Start of RECORDS SHOWN

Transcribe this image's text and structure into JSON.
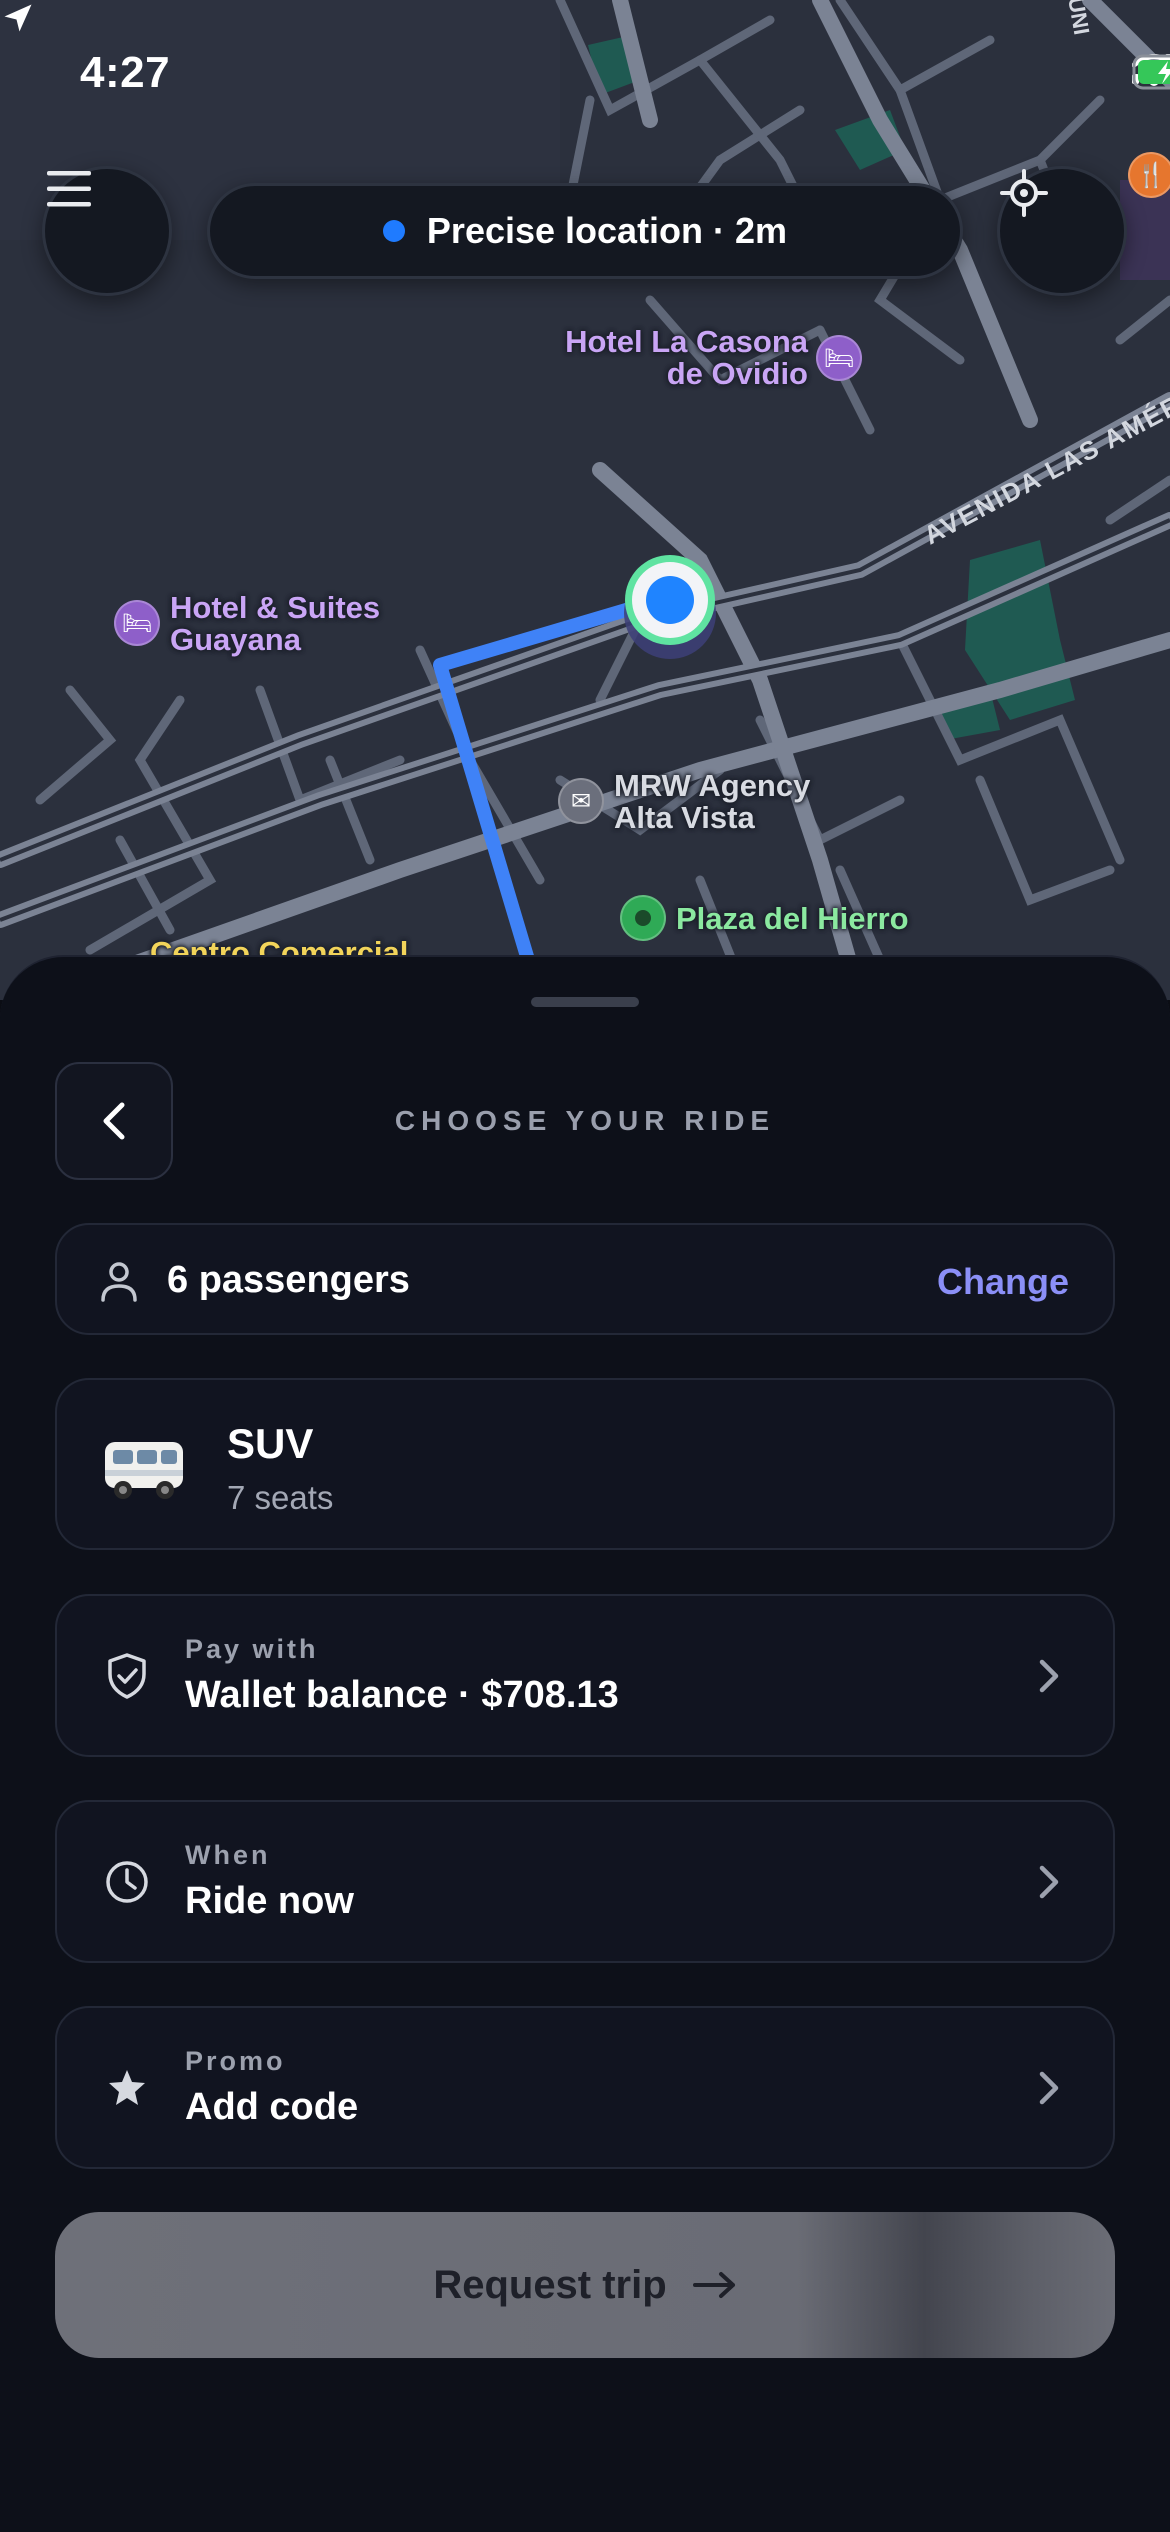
{
  "status_bar": {
    "time": "4:27"
  },
  "map": {
    "location_pill": "Precise location · 2m",
    "street_label": "AVENIDA LAS AMÉRIC",
    "street_label_top": "UNI",
    "pois": {
      "hotel_casona_line1": "Hotel La Casona",
      "hotel_casona_line2": "de Ovidio",
      "hotel_suites_line1": "Hotel & Suites",
      "hotel_suites_line2": "Guayana",
      "mrw_line1": "MRW Agency",
      "mrw_line2": "Alta Vista",
      "plaza": "Plaza del Hierro",
      "centro": "Centro Comercial"
    }
  },
  "sheet": {
    "title": "CHOOSE YOUR RIDE",
    "passengers": {
      "text": "6 passengers",
      "action": "Change"
    },
    "ride": {
      "emoji": "🚐",
      "name": "SUV",
      "seats": "7 seats"
    },
    "payment": {
      "label": "Pay with",
      "value": "Wallet balance · $708.13"
    },
    "when": {
      "label": "When",
      "value": "Ride now"
    },
    "promo": {
      "label": "Promo",
      "value": "Add code"
    },
    "request_label": "Request trip"
  },
  "colors": {
    "accent": "#8b8ff7",
    "route": "#3f82f7",
    "location_dot": "#1f7bff",
    "pin_ring": "#5fe3a1"
  },
  "icons": [
    "menu-icon",
    "location-arrow-icon",
    "signal-icon",
    "wifi-icon",
    "battery-icon",
    "recenter-icon",
    "back-chevron-icon",
    "person-icon",
    "shield-check-icon",
    "clock-icon",
    "star-icon",
    "chevron-right-icon",
    "arrow-right-icon"
  ]
}
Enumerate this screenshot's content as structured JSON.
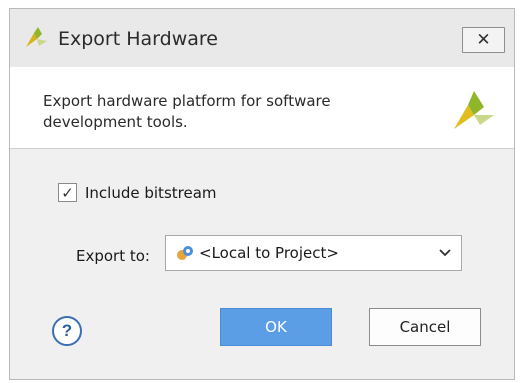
{
  "window": {
    "title": "Export Hardware",
    "close_symbol": "✕",
    "logo_icon": "vivado-logo-icon"
  },
  "header": {
    "description": "Export hardware platform for software development tools.",
    "logo_icon": "vivado-logo-icon"
  },
  "options": {
    "include_bitstream": {
      "label": "Include bitstream",
      "checked": true,
      "mark": "✓"
    }
  },
  "export": {
    "label": "Export to:",
    "selected": "<Local to Project>",
    "icon": "local-project-icon"
  },
  "buttons": {
    "help_symbol": "?",
    "ok": "OK",
    "cancel": "Cancel"
  },
  "colors": {
    "primary_button": "#5b9ee6",
    "logo_green": "#8fb52b",
    "logo_yellow": "#e3c21f"
  }
}
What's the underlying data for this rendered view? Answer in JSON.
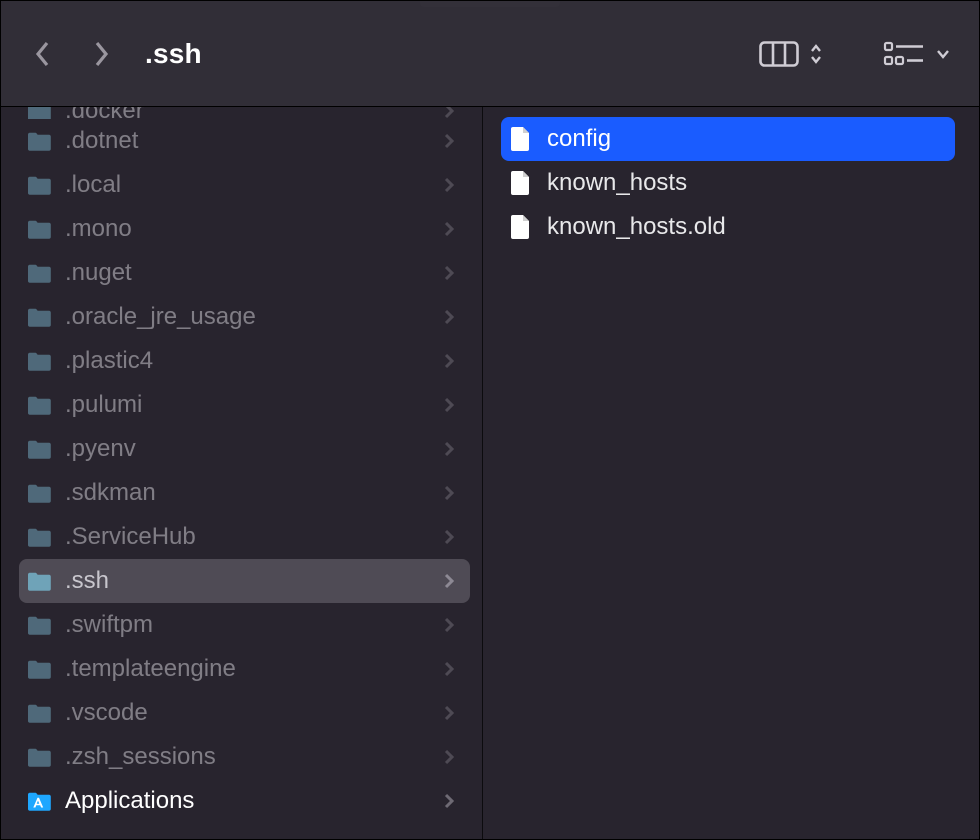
{
  "toolbar": {
    "title": ".ssh"
  },
  "left_column": {
    "cut_item": {
      "name": ".docker",
      "type": "folder"
    },
    "items": [
      {
        "name": ".dotnet",
        "type": "folder"
      },
      {
        "name": ".local",
        "type": "folder"
      },
      {
        "name": ".mono",
        "type": "folder"
      },
      {
        "name": ".nuget",
        "type": "folder"
      },
      {
        "name": ".oracle_jre_usage",
        "type": "folder"
      },
      {
        "name": ".plastic4",
        "type": "folder"
      },
      {
        "name": ".pulumi",
        "type": "folder"
      },
      {
        "name": ".pyenv",
        "type": "folder"
      },
      {
        "name": ".sdkman",
        "type": "folder"
      },
      {
        "name": ".ServiceHub",
        "type": "folder"
      },
      {
        "name": ".ssh",
        "type": "folder",
        "active": true
      },
      {
        "name": ".swiftpm",
        "type": "folder"
      },
      {
        "name": ".templateengine",
        "type": "folder"
      },
      {
        "name": ".vscode",
        "type": "folder"
      },
      {
        "name": ".zsh_sessions",
        "type": "folder"
      },
      {
        "name": "Applications",
        "type": "app-folder"
      }
    ]
  },
  "right_column": {
    "items": [
      {
        "name": "config",
        "type": "file",
        "selected": true
      },
      {
        "name": "known_hosts",
        "type": "file"
      },
      {
        "name": "known_hosts.old",
        "type": "file"
      }
    ]
  },
  "colors": {
    "toolbar_bg": "#312e37",
    "content_bg": "#28242e",
    "selection_blue": "#1a5cff",
    "folder_tint": "#6fa3b8"
  }
}
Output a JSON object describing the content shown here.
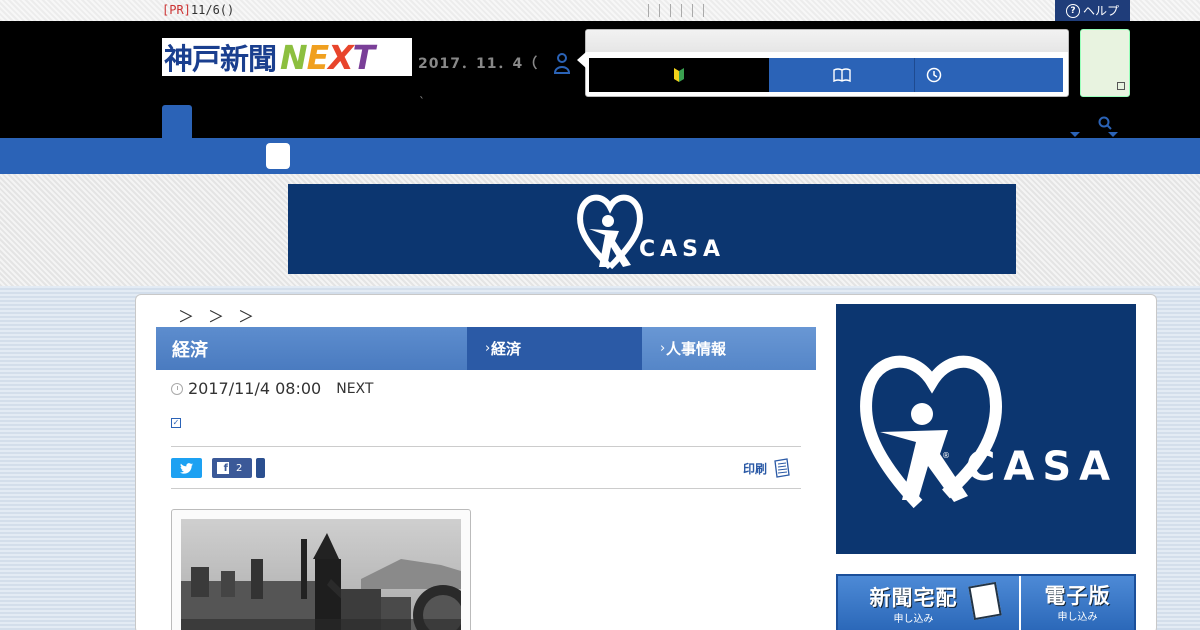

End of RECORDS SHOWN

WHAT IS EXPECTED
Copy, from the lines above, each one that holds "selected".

EXERCISE SOLUTION
    "selected": "<Local to Project>",
        "selected": true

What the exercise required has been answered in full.